*** Opening Dataset records ***
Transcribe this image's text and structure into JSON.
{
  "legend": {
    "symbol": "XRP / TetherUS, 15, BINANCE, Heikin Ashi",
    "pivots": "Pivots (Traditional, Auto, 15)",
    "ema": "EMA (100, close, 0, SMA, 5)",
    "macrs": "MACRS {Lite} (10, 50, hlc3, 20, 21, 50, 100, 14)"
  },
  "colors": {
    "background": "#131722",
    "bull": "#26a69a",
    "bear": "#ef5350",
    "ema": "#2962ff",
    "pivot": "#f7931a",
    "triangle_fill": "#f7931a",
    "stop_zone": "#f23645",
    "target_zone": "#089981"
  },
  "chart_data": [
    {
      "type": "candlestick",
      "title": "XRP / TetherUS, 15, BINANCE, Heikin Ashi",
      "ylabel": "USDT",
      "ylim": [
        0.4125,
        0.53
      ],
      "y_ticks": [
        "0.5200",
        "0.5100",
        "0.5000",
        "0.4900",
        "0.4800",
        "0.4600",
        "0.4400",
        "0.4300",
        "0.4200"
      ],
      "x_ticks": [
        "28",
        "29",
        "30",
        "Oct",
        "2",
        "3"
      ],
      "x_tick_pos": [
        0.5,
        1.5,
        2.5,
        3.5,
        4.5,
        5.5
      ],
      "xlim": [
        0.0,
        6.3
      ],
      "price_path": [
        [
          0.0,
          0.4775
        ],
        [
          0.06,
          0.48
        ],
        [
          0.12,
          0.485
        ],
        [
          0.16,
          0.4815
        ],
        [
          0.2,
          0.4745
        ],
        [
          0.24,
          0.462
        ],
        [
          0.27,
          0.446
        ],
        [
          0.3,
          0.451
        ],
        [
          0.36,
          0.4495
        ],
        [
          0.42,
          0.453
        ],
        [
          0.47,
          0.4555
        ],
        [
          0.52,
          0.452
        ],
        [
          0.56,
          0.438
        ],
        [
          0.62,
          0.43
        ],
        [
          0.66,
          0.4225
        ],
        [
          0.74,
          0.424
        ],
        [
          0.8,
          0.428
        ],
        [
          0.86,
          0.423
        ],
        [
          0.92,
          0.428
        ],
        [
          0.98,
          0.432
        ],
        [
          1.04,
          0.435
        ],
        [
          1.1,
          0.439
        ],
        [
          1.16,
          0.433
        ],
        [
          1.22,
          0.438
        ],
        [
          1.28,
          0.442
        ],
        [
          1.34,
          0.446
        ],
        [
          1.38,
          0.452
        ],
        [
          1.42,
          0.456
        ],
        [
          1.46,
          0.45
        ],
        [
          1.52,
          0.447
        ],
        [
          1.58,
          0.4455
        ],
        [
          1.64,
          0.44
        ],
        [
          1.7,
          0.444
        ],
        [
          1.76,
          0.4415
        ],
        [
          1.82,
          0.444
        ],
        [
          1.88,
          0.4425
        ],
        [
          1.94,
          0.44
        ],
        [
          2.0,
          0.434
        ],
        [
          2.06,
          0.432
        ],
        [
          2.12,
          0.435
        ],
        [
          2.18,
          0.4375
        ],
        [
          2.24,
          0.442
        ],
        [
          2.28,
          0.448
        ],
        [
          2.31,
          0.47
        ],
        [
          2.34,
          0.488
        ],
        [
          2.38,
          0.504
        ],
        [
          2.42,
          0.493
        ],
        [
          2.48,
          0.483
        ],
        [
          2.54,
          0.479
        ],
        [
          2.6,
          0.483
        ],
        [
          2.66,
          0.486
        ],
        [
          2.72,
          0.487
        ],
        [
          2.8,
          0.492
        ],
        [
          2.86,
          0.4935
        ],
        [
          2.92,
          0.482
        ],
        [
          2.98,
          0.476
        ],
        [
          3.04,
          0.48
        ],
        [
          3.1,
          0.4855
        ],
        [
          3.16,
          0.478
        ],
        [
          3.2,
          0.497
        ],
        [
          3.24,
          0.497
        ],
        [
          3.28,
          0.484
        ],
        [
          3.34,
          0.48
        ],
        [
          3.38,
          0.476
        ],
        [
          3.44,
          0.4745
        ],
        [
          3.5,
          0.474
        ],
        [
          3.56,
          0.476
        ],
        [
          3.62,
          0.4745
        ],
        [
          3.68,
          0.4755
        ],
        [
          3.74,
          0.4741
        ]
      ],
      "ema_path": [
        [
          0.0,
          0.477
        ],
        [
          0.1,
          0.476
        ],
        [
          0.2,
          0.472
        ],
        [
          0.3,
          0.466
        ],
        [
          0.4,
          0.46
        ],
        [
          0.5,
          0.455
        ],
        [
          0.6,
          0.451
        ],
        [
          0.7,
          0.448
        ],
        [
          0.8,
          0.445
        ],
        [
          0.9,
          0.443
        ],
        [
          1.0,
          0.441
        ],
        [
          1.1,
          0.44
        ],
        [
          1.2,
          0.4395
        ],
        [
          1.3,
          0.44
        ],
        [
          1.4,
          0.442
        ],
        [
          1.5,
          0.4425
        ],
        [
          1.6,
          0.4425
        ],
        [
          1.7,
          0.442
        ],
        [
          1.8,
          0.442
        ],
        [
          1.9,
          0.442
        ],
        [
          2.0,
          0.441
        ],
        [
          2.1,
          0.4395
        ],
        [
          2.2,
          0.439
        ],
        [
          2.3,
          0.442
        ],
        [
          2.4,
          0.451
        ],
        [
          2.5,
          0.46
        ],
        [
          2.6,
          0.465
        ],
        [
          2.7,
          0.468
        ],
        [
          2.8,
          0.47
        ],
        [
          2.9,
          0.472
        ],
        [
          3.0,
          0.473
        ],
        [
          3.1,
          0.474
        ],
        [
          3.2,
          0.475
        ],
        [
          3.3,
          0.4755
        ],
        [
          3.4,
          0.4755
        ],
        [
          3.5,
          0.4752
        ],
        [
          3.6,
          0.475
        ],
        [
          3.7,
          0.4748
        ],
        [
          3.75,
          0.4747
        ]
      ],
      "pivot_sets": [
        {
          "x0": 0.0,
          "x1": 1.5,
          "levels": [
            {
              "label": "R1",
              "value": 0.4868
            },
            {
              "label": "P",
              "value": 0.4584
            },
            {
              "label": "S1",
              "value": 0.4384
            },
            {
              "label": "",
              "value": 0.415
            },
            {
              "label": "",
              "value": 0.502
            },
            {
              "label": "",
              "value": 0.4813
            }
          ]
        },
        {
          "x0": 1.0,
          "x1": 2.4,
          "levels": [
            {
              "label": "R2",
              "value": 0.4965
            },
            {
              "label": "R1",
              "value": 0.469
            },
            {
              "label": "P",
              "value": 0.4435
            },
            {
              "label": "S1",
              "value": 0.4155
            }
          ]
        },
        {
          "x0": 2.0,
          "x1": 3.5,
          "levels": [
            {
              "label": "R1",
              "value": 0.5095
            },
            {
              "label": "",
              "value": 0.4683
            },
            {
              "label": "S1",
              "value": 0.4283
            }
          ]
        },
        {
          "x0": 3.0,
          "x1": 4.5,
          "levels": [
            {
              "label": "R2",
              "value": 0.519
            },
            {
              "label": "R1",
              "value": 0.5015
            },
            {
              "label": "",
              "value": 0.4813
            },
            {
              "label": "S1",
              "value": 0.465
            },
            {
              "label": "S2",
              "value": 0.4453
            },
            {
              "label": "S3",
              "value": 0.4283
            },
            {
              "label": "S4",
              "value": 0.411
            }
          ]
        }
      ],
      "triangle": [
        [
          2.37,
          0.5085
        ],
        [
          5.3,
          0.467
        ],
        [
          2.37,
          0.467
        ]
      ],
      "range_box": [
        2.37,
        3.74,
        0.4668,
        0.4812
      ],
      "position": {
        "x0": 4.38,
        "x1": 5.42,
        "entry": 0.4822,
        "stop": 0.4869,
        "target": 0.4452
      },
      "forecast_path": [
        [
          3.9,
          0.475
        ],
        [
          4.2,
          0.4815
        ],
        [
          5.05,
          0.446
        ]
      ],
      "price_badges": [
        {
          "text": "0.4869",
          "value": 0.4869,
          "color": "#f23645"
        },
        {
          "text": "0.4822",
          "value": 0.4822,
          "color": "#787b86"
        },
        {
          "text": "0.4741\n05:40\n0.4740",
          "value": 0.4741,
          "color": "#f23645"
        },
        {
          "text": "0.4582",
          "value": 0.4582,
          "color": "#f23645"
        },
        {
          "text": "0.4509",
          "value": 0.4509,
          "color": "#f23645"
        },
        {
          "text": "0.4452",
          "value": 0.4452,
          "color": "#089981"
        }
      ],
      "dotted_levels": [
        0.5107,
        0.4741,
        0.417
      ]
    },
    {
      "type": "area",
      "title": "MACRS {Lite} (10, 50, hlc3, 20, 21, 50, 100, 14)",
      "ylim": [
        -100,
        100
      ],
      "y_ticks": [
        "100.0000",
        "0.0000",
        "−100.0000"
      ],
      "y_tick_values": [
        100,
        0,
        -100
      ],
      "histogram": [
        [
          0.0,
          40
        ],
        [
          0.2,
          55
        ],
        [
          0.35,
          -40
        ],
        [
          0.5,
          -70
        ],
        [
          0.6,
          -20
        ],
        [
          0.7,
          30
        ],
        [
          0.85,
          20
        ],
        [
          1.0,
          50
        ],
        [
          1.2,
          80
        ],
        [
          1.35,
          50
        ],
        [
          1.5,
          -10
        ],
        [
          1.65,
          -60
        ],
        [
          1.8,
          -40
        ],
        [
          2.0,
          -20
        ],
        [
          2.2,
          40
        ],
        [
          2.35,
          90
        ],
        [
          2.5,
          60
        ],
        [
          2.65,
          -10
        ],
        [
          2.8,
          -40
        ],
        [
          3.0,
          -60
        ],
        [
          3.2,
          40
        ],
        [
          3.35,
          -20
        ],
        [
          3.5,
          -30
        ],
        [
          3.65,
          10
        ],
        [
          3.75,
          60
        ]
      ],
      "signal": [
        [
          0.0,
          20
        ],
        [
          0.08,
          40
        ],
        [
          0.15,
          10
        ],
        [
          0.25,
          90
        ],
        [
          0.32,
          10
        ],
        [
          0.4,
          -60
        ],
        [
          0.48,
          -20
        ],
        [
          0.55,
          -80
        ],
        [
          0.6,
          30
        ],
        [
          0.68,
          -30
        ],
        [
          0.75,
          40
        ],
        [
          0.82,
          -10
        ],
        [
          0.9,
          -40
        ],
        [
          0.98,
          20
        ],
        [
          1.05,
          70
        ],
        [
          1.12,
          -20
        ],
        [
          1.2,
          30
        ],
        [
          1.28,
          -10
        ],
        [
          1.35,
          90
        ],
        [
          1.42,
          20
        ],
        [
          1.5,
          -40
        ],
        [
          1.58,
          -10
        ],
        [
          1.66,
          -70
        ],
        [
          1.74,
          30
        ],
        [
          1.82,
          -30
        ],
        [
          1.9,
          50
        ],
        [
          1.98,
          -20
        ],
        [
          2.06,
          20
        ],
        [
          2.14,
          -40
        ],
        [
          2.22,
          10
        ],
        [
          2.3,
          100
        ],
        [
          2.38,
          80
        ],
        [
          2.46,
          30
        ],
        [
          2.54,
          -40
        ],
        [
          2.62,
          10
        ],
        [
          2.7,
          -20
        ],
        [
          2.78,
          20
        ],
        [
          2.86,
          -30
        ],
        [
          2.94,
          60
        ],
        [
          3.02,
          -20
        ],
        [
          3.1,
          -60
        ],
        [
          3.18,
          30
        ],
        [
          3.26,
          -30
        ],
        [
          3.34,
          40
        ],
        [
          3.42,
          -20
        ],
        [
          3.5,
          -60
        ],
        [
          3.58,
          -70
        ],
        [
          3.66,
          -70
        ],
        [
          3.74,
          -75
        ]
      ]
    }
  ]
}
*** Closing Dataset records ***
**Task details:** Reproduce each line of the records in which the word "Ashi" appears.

**Solved exercise:**
    "symbol": "XRP / TetherUS, 15, BINANCE, Heikin Ashi",
      "title": "XRP / TetherUS, 15, BINANCE, Heikin Ashi",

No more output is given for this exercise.